Have you ever wanted to build a satellite? Now’s your chance! Use our worksheet to build your very own TDRS spacecraft. When you’re done, share your work with us by tagging us on Twitter – our handle is @NASA_TDRS.
ESC is dedicated to providing opportunities for science, technology, engineering, art and math learning opportunities to students worldwide. This page is where you can find our educational activities related to space communications, technology development and much more. Check back often for updates.
The digital TDRS Builder Game gives students, aged fifth grade and up, the opportunity not only to build their own Tracking and Data Relay Satellite on a high-tech interface, but to learn about each component that helps TDRS accomplish its mission of delivering science, spacecraft data and even astronaut communications to the ground effectively and efficiently. Learning about TDRS’s many parts, from single-access antennas to solar arrays, will be a great opportunity for students to engage with STEM concepts.
These coloring sheets will stimulate students’ imaginations as they become familiar with satellites and dream of adventures to space. The following sheets are available in PDF form and can be easily printed on standard 8 ½ by 11 inch paper. All you need are coloring pencils or crayons!
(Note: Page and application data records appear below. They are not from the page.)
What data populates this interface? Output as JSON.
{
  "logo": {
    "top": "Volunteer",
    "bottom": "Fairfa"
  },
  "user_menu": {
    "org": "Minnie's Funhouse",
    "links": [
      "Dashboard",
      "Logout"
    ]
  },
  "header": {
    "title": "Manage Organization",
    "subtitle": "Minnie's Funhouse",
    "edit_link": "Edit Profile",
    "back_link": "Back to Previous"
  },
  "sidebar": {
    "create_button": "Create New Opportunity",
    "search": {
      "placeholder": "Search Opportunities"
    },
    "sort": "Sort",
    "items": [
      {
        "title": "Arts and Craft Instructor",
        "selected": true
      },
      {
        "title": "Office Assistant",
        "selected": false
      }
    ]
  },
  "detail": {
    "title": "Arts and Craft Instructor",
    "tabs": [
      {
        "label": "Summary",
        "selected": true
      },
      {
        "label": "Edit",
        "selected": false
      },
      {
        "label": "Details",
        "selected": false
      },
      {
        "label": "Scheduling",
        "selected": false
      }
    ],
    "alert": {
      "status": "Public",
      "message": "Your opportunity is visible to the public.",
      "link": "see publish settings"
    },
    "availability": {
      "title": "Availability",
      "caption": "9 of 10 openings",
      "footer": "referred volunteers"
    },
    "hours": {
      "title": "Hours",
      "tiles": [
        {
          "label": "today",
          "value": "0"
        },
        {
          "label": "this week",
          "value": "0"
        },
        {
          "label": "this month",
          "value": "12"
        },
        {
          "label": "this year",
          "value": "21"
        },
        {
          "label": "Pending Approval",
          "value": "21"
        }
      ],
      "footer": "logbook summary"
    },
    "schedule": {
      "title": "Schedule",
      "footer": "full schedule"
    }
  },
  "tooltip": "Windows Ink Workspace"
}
Have you ever tried to talk to someone far away? It’s difficult to communicate without yelling, and, at some distances, even yelling can’t be heard. Before there were wireless phones or cell phones, all phones were connected by a wire that helped a person’s voice carry over distances. In this activity, learn the basics of communication with the simplest of materials – two cups, a pushpin, some string and two paper clips!
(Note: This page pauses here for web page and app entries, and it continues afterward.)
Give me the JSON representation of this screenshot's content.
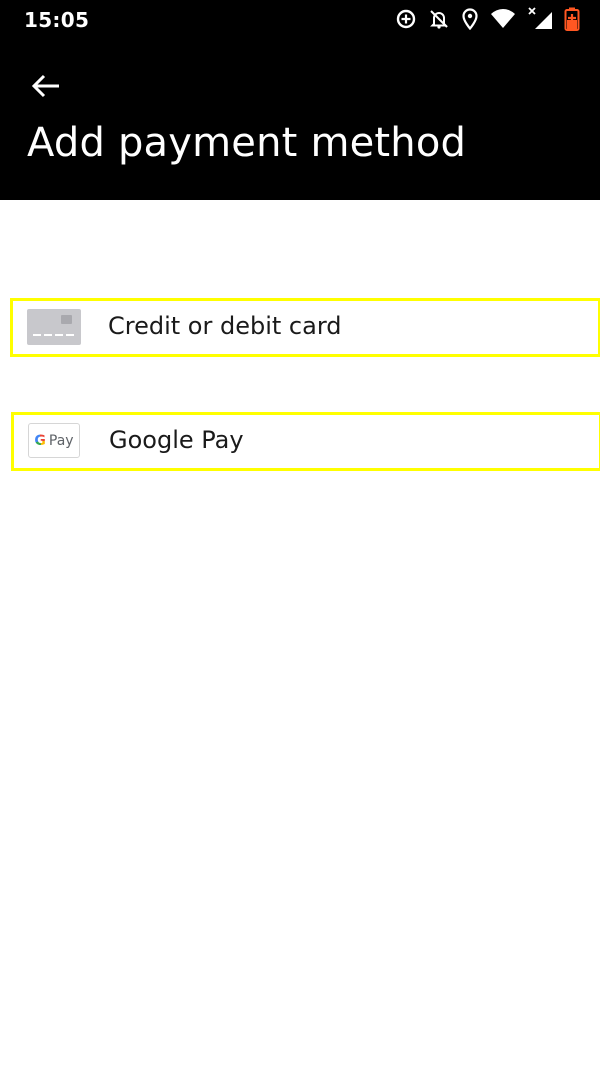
{
  "status_bar": {
    "time": "15:05",
    "icons": [
      "data-saver-icon",
      "notifications-off-icon",
      "location-icon",
      "wifi-icon",
      "signal-icon",
      "battery-icon"
    ]
  },
  "header": {
    "title": "Add payment method",
    "back_icon": "arrow-left-icon"
  },
  "payment_methods": [
    {
      "label": "Credit or debit card",
      "icon": "credit-card-icon"
    },
    {
      "label": "Google Pay",
      "icon": "google-pay-icon",
      "icon_text": "Pay",
      "icon_g": "G"
    }
  ],
  "colors": {
    "header_bg": "#000000",
    "highlight": "#ffff00",
    "card_icon": "#c8c8cc"
  }
}
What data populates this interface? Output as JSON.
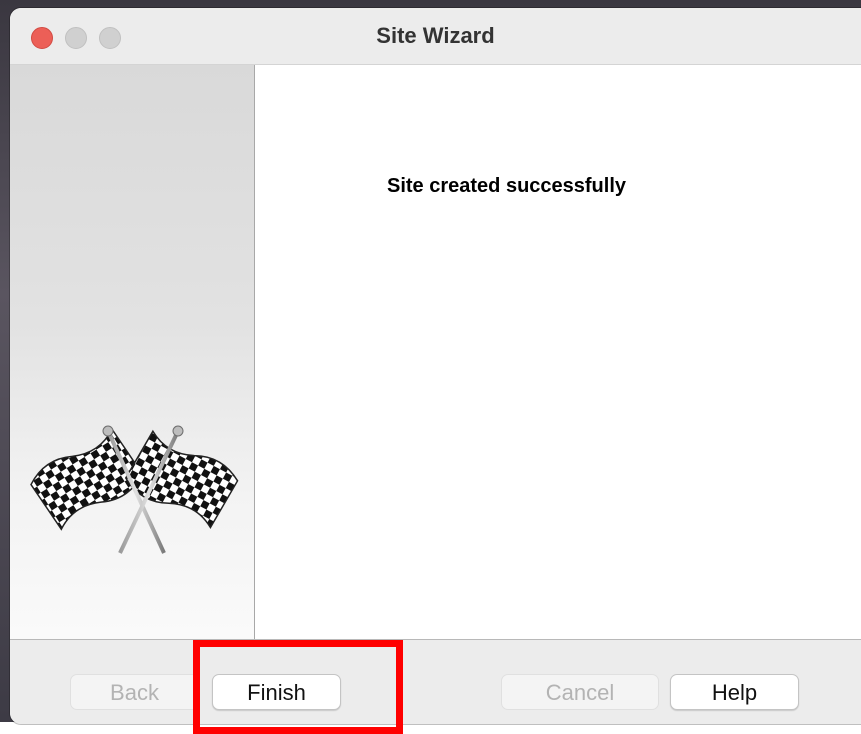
{
  "window": {
    "title": "Site Wizard"
  },
  "content": {
    "message": "Site created successfully"
  },
  "icons": {
    "side_image": "checkered-flags-icon"
  },
  "footer": {
    "back_label": "Back",
    "finish_label": "Finish",
    "cancel_label": "Cancel",
    "help_label": "Help"
  },
  "colors": {
    "close_button": "#ec5f57",
    "highlight_box": "#ff0000"
  }
}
Tracking and Data Relay Satellites make continuous communications with astronauts and space missions possible. Ignite students’ imaginations with the opportunity to build their own communications satellite with the paper model sheets, tape and pipe cleaners. The models are available both in color and in black-and-white, for those students who would rather color their own TDRS.
Before space-based communications, NASA spacecraft could only communicate with Earth when they could see an antenna on the ground. When they passed out of view of the antenna, communications had to stop. Many NASA missions that don’t require 24/7 communications still communicate this way with ESC’s Near Earth Network. Complete this activity to gain a better understanding of how line-of-sight communications work.